|MSU Agricultural, Food, and Resource Economics||Graduate Education > Environment|
Environmental and Resource Economics
The environmental and resource economics (ERE) field emphasizes expertise in applying economic theory and empirical methods to the analysis of environmental and natural resource problems. In completing the requirements for the field, students are expected to acquire a working knowledge of historical and contemporary environmental and natural resource problems and policies and an understanding of the role of market behavior as well as formal and informal institutions for determining environmental and resource outcomes. They also develop expertise in the elements of economic theory and empirical methods that are particularly relevant to the study of these issues.
Faculty working in the ERE field have special expertise in economics of land use, water resources, energy, ecosystem management, non-market valuation, property rights, resource dynamics, and policy design to achieve environmental objectives.
Course work in the ERE field allows students to develop advanced skills in analytical methods used in environmental and resource economics research. Such methods include optimal control theory, policy evaluation under uncertainty, techniques of non-market valuation, hedonic analysis as applied to the pricing and provision of multi-attribute goods, and location theory. Courses focus on theories and methods of environmental and natural resource economics and the application of these tools to issues of policy importance. Specific course requirements for the Ph.D. field in ERE are provided below. Masters students with an interest in ERE will put together an appropriate program of courses in the field in consultation with their major advisor and committee.
This course program is also linked to an interdepartmental graduate specialization in environmental and resource economics at MSU. This specialization is directed by economists from the Departments of Agricultural, Food, and Resource Economics (AFRE), Forestry (FOR), Fisheries and Wildlife (FW), and Community, Agriculture, Resource, and Recreation Studies (CARRS). By fulfilling the requirements of this specialization, which involves little if any additional course work beyond that required for degrees AFRE, students can receive a formal transcript certification indicating that a graduate specialization in environmental and resource economics has been accomplished. For more information, see http://www.reg.msu.edu/academicprograms/ProgramDetail.asp?Program=5203 and http://www.reg.msu.edu/academicprograms/ProgramDetail.asp?Program=5202

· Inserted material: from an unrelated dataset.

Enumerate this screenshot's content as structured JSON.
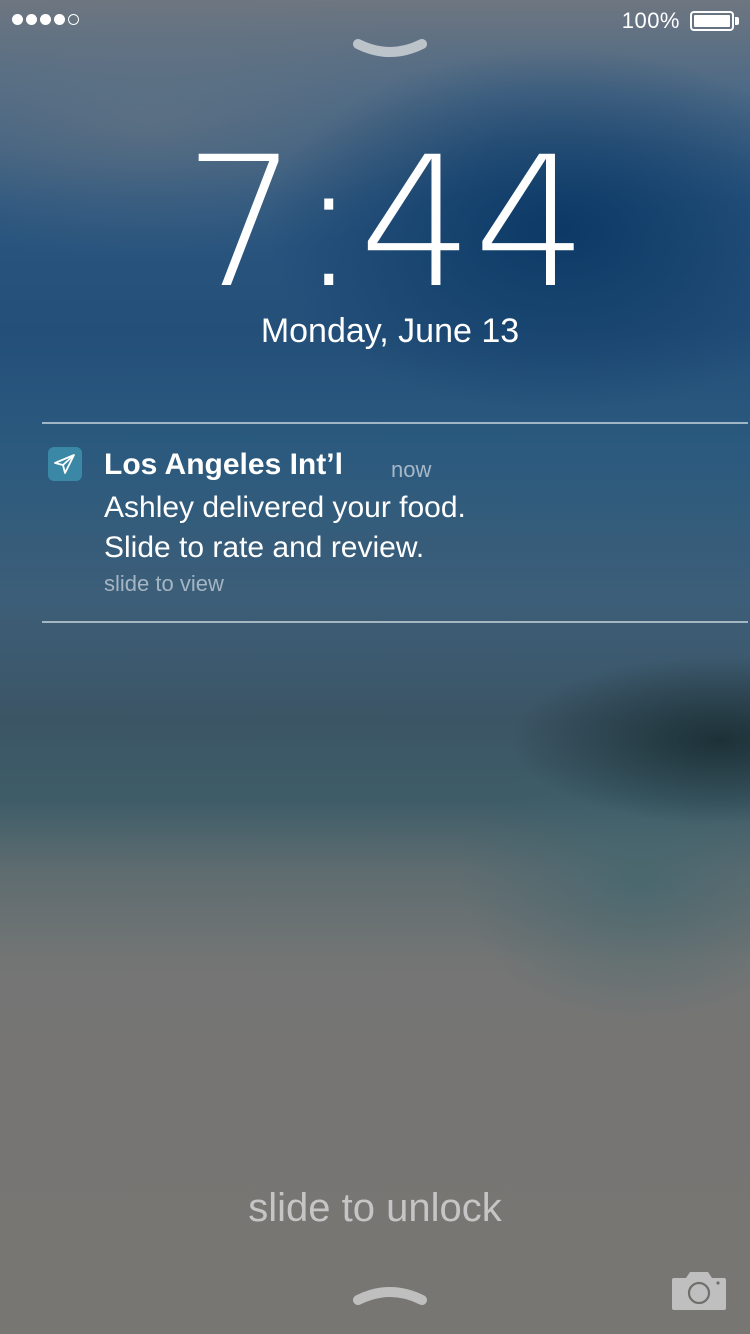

MSU's recently established Environmental Science and Policy Program also sponsors a doctoral specialization in environmental science and policy. For more information on the ESP Program, and for links to all doctoral programs with environmental content at MSU, see http://environment.msu.edu.
Major research projects have focused on evaluation of the benefits of improved water quality, economic sustainability, bioenergy policy, analysis of economic incentives to achieve public policy objectives, prevention and control of invasive alien species, infectious disease in wildlife systems, corporate environmental management, recreational demand modeling and improvements in theory and empirical methods.
Ph.D. students with a major field in ERE take two required courses:
* AEC 923 Advanced Environmental and Resource Economics
In addition, the Ph.D. major requires choosing one additional course from the following menu.
AEC 829 Economics of Environmental Resources
Masters students with an interest in environmental and resource economics should put together a suitable course program in conjunction with their major advisor and committee.
Other Courses of Potential Interest
In addition to the courses listed above there are other courses across the University that may be of potential interest to students with an interest in the field. These include:
AEC 865 Agricultural Benefit-Cost Analysis
Soren T. Anderson, Assistant Professor of Economics and Agricultural, Food, and Resource Economics; Ph.D., University of Michigan, 2008; energy and environmental economics.
John P. Hoehn, Professor; Ph.D., Kentucky, 1983; environmental and natural resource economics, nonmarket valuation, benefit-cost analysis.
Richard D. Horan, Professor; Ph.D., Pennsylvania State, 1997; environmental and natural resource economics and policy, ecosystem conservation and management, bioeconomics, disease management, invasive species, water quality policy.
Patricia E. Norris, Guyers-Seevers Chair in Natural Resource Conservation; Ph.D., Virginia Tech, 1988; land and water resource economics, water use and allocation, natural resource policy.
Paul B. Thompson, W. K. Kellogg Professor in Agricultural, Food and Community Ethics; Ph.D., State University of New York at Stony Brook, 1980; pragmatism in practical ethics, risks and ethics of agricultural and food biotechnology, philosophy of technology and economics.
Jinhua Zhao, Professor of Economics and Agricultural, Food and Resource Economics; PhD., Berkeley, 1997; resource and energy economics.